(penciled in ##23 W. Ohio City)

2730 Kenwood Ave.
City
August 24, 1904

Mr. Jarrett;
Friend I write to beg forgiveness for running away Sunday evening. You will forgive me when you learn that I went on an errand of mercy. When I returned Mr. and Mrs. Ewing were almost ready to go home. Did you attend the entertainment at Ninth Presbyterian Church last night?

Good by,
Pearl Doris Reed

______________

What entertainment was happening at Ninth Presbyterian Church on August 23?

And what was a conundrum supper?

Looking around online, I found that a “conundrum supper” was a fund raising ploy used in the late 1890s and the early 1900s.  Each menu item was presented in the form of a riddle.

I found this on Google Books, but can’t find it again and didn’t notate it!

April 7, 1904 – Mother Very Ill, Minnie’s New Address

Courtesy of Hargrett Rare Book and Manuscript Library/University of Georgia Libraries. Click to enlarge.
Pearl Reed

Homer Jarrett
#230 Bird St., City

 

2730 Kenwood Ave
City
April 7, 1904

Dear Homer;
Forgive me for not writing sooner, but don’t you know I did write but tore up the letter a few hours after. Mother is very ill now and has been since Easter eve. I am having a terrible time. I could not go to church Easter Morn and have just received an invitation to a friends at her birthday anniversary but had to send her my regrets.

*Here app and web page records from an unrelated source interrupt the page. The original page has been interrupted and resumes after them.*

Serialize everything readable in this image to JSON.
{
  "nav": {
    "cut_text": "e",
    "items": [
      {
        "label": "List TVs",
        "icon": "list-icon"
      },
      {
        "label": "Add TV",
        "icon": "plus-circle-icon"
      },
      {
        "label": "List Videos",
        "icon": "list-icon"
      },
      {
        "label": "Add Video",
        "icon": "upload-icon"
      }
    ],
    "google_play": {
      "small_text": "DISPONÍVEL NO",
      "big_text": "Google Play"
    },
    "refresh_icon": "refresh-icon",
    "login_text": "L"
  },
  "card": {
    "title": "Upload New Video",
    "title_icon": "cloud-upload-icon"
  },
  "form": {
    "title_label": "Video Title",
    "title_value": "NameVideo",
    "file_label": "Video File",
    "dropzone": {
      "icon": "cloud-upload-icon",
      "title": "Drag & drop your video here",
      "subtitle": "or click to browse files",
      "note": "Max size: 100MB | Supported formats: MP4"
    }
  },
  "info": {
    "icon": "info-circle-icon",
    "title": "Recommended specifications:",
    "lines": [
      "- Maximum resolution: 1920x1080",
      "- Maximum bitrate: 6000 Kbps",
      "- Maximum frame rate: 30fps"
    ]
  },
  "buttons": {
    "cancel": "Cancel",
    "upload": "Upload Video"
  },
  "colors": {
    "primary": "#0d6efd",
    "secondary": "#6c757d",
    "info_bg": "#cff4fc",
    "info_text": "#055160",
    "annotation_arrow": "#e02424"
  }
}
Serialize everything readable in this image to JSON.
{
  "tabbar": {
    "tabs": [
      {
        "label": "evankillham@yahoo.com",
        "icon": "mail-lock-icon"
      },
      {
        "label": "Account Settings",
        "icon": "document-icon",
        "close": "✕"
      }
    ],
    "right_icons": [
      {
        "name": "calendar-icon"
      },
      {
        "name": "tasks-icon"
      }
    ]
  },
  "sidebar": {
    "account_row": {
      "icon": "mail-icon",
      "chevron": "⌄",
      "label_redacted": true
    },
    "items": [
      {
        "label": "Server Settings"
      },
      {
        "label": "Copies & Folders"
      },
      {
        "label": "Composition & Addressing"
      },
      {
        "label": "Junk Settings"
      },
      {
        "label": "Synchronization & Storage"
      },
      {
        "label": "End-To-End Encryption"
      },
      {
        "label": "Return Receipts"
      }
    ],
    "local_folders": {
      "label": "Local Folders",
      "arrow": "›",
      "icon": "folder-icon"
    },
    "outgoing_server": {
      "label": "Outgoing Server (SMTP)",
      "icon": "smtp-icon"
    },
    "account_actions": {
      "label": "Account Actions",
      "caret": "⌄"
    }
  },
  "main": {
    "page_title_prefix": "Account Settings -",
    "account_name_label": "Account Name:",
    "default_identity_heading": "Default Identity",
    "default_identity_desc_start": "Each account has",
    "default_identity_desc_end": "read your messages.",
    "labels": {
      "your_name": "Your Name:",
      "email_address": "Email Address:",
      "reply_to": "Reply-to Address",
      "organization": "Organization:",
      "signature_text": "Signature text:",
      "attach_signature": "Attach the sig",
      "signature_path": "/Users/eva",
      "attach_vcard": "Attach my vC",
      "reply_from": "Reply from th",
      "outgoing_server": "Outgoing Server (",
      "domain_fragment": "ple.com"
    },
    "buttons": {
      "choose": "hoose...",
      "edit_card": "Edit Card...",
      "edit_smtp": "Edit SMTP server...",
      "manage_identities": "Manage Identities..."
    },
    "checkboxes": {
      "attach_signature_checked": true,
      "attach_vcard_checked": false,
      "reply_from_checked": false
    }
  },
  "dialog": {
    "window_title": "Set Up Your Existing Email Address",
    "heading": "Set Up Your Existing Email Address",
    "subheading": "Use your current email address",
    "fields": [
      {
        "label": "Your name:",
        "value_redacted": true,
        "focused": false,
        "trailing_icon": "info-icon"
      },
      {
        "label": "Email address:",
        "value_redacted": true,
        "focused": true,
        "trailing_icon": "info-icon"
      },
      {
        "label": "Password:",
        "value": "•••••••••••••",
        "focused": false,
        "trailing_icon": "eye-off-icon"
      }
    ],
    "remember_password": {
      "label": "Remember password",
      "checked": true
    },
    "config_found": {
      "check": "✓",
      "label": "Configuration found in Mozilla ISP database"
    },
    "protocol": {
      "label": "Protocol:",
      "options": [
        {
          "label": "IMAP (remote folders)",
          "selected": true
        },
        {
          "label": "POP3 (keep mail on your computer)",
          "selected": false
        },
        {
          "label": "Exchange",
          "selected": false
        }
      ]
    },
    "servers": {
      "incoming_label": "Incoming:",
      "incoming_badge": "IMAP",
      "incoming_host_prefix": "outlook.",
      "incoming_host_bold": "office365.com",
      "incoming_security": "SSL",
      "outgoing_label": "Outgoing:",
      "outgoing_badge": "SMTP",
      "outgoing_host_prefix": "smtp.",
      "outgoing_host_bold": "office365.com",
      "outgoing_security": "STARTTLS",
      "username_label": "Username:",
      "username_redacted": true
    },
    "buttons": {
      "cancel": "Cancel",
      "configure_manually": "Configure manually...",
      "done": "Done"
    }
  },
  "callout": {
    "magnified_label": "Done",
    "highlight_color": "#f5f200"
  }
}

Pity me.
Your little friend

P.S. I am in an awful hurry, forgive this writing.

Your Pearl

P.S. Minnis address is #337 Colfax Ave. Benton Harbor Mich.